DIRECTIONS FOR THIS TASK. The word "title" marks the lines to keep; find each one in the data and copy it.

RECORD SET.
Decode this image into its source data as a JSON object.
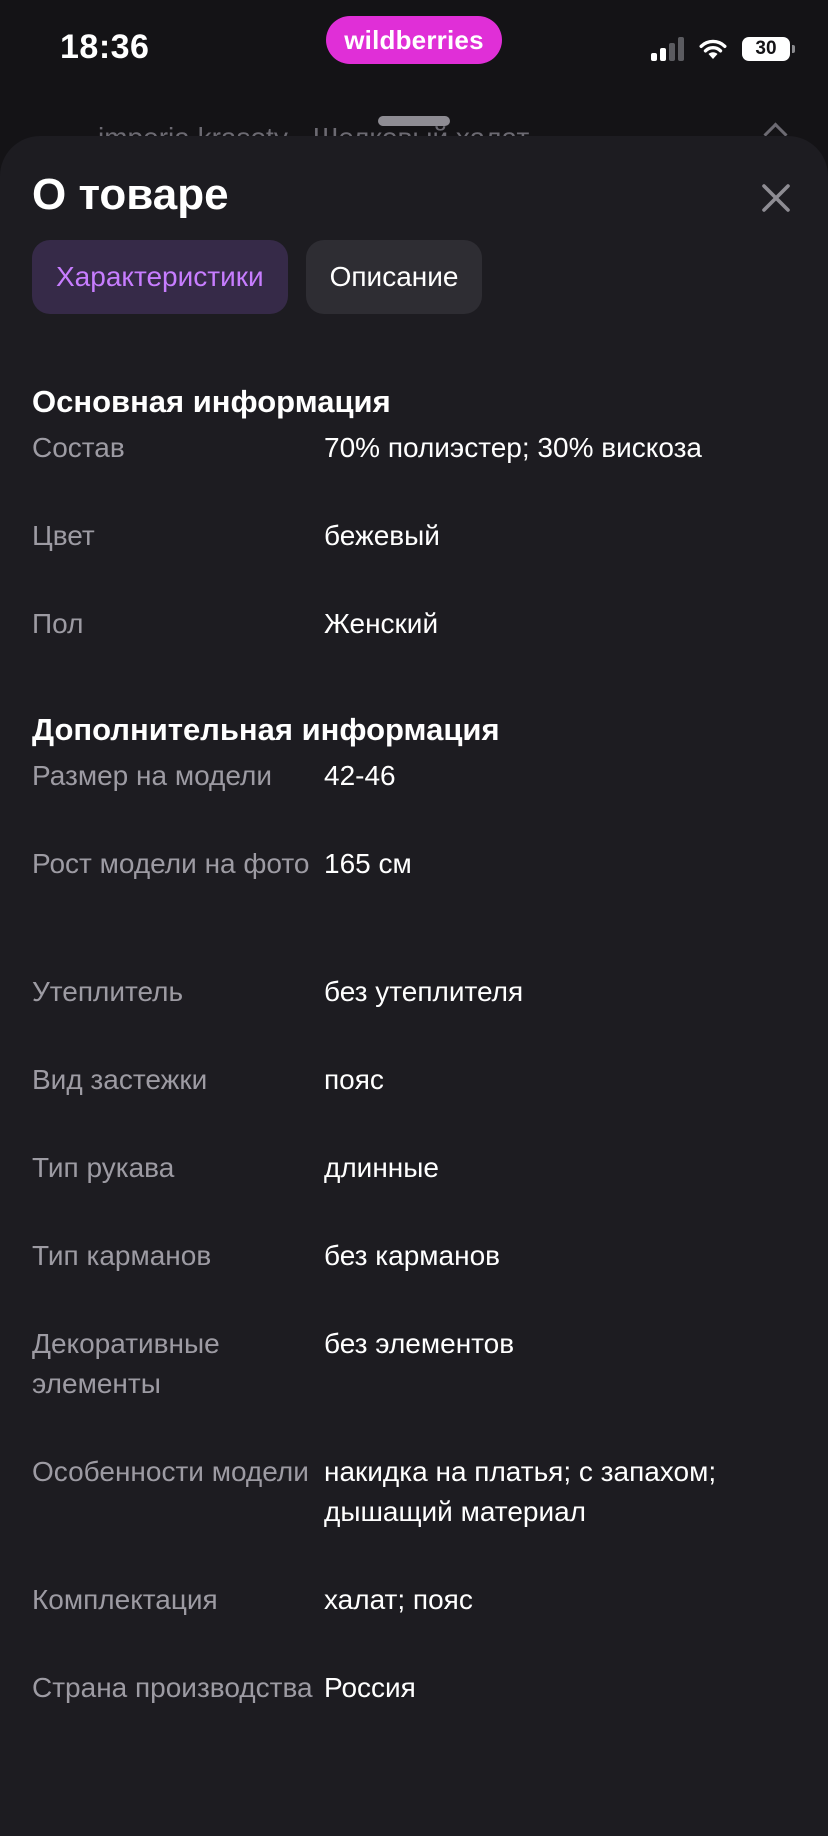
{
  "status_bar": {
    "time": "18:36",
    "brand": "wildberries",
    "battery": "30"
  },
  "background": {
    "title": "imperia krasoty · Шелковый халат"
  },
  "sheet": {
    "title": "О товаре",
    "tabs": [
      {
        "label": "Характеристики",
        "active": true
      },
      {
        "label": "Описание",
        "active": false
      }
    ],
    "sections": [
      {
        "title": "Основная информация",
        "rows": [
          {
            "label": "Состав",
            "value": "70% полиэстер; 30% вискоза"
          },
          {
            "label": "Цвет",
            "value": "бежевый"
          },
          {
            "label": "Пол",
            "value": "Женский"
          }
        ]
      },
      {
        "title": "Дополнительная информация",
        "rows": [
          {
            "label": "Размер на модели",
            "value": "42-46"
          },
          {
            "label": "Рост модели на фото",
            "value": "165 см"
          },
          {
            "label": "Утеплитель",
            "value": "без утеплителя"
          },
          {
            "label": "Вид застежки",
            "value": "пояс"
          },
          {
            "label": "Тип рукава",
            "value": "длинные"
          },
          {
            "label": "Тип карманов",
            "value": "без карманов"
          },
          {
            "label": "Декоративные элементы",
            "value": "без элементов"
          },
          {
            "label": "Особенности модели",
            "value": "накидка на платья; с запахом; дышащий материал"
          },
          {
            "label": "Комплектация",
            "value": "халат; пояс"
          },
          {
            "label": "Страна производства",
            "value": "Россия"
          }
        ]
      }
    ]
  },
  "colors": {
    "brand": "#e02fd7",
    "accent": "#c77dff",
    "sheet_background": "#1d1c21",
    "label_text": "#9d9ba3"
  },
  "icons": {
    "close": "close-icon",
    "signal": "cellular-signal-icon",
    "wifi": "wifi-icon",
    "battery": "battery-icon",
    "chevron": "chevron-up-icon"
  }
}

ANSWER TO THE EXERCISE.
    "title": "imperia krasoty · Шелковый халат"
    "title": "О товаре",
        "title": "Основная информация",
        "title": "Дополнительная информация",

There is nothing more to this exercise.